INSTRUCTIONS FOR THE TASK: If a line in the listing below has the string "Charleston", copy it out.

DATA IN THIS EXERCISE:
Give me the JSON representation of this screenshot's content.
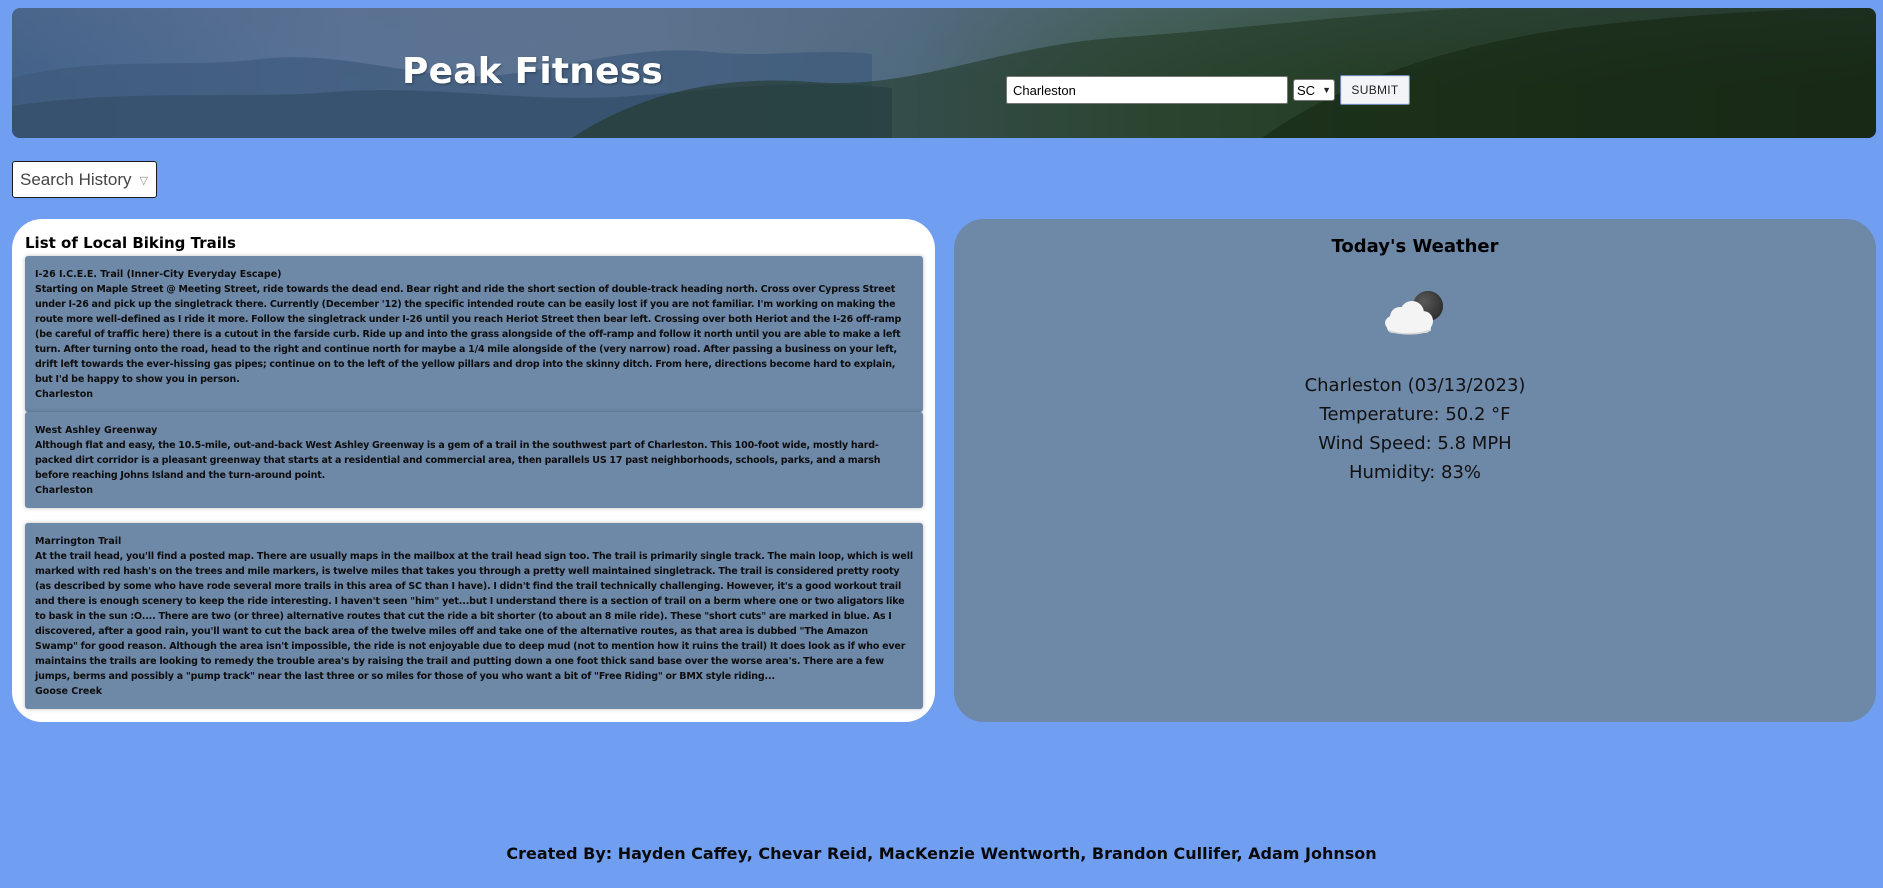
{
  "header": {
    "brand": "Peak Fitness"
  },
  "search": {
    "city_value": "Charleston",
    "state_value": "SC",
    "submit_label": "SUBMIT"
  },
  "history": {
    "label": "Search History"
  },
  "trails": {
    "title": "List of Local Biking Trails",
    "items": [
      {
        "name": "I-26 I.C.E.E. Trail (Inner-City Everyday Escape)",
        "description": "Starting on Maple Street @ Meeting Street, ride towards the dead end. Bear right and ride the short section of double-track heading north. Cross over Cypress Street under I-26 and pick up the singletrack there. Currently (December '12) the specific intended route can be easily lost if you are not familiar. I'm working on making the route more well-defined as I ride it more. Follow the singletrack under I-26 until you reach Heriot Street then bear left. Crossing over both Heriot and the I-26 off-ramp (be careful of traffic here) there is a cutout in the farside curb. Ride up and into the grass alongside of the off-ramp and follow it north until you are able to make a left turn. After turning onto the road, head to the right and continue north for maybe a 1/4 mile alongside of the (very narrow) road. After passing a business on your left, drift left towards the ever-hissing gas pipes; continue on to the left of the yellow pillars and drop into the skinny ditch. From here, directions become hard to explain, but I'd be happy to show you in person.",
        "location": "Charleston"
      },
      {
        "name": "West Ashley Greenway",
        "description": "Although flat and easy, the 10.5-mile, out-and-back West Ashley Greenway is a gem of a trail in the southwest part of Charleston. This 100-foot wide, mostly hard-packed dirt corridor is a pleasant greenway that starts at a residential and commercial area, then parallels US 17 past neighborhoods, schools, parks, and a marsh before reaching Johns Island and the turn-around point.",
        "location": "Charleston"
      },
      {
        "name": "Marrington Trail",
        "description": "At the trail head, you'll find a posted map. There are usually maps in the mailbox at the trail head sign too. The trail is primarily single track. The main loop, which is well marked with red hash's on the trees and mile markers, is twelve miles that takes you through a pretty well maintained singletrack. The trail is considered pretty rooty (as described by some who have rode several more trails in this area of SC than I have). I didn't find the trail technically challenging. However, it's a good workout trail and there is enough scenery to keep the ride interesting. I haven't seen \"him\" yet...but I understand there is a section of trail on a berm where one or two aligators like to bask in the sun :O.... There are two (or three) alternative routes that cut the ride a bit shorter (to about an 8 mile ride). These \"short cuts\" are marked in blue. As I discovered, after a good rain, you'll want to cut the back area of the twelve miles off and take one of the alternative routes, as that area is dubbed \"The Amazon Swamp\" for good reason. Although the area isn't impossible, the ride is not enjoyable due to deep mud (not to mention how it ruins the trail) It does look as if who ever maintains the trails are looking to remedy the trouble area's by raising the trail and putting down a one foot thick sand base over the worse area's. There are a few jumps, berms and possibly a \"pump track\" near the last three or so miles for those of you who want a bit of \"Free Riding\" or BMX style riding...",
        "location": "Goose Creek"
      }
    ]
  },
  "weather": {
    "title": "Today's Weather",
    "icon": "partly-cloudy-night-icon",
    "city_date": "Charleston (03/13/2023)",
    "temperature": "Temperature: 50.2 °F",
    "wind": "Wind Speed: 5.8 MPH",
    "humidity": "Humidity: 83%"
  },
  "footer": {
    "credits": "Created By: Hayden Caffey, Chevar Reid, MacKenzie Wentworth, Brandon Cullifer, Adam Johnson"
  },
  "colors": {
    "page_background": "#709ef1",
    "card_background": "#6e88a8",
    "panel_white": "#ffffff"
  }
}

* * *

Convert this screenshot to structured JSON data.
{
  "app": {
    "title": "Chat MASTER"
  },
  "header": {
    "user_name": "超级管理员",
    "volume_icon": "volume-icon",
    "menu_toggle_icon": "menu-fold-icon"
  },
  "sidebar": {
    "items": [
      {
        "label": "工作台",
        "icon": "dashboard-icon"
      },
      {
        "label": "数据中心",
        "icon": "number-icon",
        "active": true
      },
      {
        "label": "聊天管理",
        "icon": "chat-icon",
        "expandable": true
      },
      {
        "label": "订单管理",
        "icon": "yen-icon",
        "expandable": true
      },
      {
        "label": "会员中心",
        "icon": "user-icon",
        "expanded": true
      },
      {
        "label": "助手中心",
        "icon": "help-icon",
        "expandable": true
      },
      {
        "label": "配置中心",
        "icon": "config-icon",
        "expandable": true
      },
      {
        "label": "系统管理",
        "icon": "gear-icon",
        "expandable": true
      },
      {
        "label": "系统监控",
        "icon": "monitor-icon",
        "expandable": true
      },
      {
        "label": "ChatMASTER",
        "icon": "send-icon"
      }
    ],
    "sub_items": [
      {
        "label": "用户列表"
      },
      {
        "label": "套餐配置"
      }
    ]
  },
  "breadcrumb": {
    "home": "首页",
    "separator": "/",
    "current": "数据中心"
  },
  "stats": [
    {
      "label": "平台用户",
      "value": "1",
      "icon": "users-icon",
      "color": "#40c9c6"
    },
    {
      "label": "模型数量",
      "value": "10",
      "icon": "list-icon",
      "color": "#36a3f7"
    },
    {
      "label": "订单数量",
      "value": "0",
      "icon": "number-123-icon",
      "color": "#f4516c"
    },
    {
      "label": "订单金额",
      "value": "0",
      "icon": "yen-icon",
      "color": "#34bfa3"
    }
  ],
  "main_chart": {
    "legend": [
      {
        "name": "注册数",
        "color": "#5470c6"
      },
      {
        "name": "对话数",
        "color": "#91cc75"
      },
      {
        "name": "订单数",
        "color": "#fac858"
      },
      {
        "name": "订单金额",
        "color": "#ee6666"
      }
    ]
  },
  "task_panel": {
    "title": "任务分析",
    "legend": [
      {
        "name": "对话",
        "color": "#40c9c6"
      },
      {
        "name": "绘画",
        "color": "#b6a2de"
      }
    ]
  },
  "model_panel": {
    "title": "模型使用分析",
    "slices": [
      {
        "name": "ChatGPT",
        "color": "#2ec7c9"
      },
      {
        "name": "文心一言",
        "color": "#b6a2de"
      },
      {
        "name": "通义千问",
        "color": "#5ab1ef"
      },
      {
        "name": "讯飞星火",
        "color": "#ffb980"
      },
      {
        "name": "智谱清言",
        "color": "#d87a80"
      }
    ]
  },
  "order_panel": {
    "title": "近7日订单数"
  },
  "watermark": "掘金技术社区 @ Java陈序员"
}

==

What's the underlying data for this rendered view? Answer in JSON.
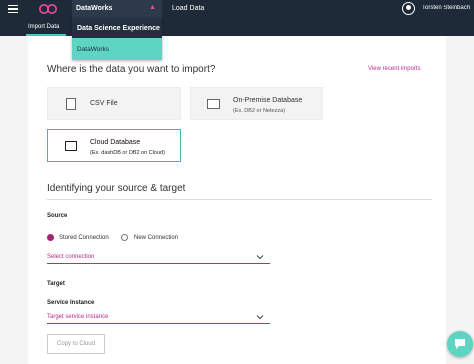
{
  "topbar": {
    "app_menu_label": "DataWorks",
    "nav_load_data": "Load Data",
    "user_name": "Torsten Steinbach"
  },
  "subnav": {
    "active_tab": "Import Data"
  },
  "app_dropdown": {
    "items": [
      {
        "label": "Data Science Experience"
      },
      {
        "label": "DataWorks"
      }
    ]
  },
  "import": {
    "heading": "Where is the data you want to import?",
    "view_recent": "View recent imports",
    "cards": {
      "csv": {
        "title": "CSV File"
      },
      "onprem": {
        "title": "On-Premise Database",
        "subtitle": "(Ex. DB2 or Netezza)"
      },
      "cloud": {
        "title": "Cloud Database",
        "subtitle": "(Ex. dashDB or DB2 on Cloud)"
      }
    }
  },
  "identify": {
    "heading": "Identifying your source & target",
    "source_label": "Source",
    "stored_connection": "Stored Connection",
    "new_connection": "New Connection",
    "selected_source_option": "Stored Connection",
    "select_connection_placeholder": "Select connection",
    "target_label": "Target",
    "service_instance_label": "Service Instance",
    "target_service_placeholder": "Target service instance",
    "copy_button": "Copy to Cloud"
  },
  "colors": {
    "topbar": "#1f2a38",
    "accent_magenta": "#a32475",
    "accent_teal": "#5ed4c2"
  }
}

OUTPUT FOR THIS TASK:
    "city_value": "Charleston",
        "location": "Charleston"
        "description": "Although flat and easy, the 10.5-mile, out-and-back West Ashley Greenway is a gem of a trail in the southwest part of Charleston. This 100-foot wide, mostly hard-packed dirt corridor is a pleasant greenway that starts at a residential and commercial area, then parallels US 17 past neighborhoods, schools, parks, and a marsh before reaching Johns Island and the turn-around point.",
        "location": "Charleston"
    "city_date": "Charleston (03/13/2023)",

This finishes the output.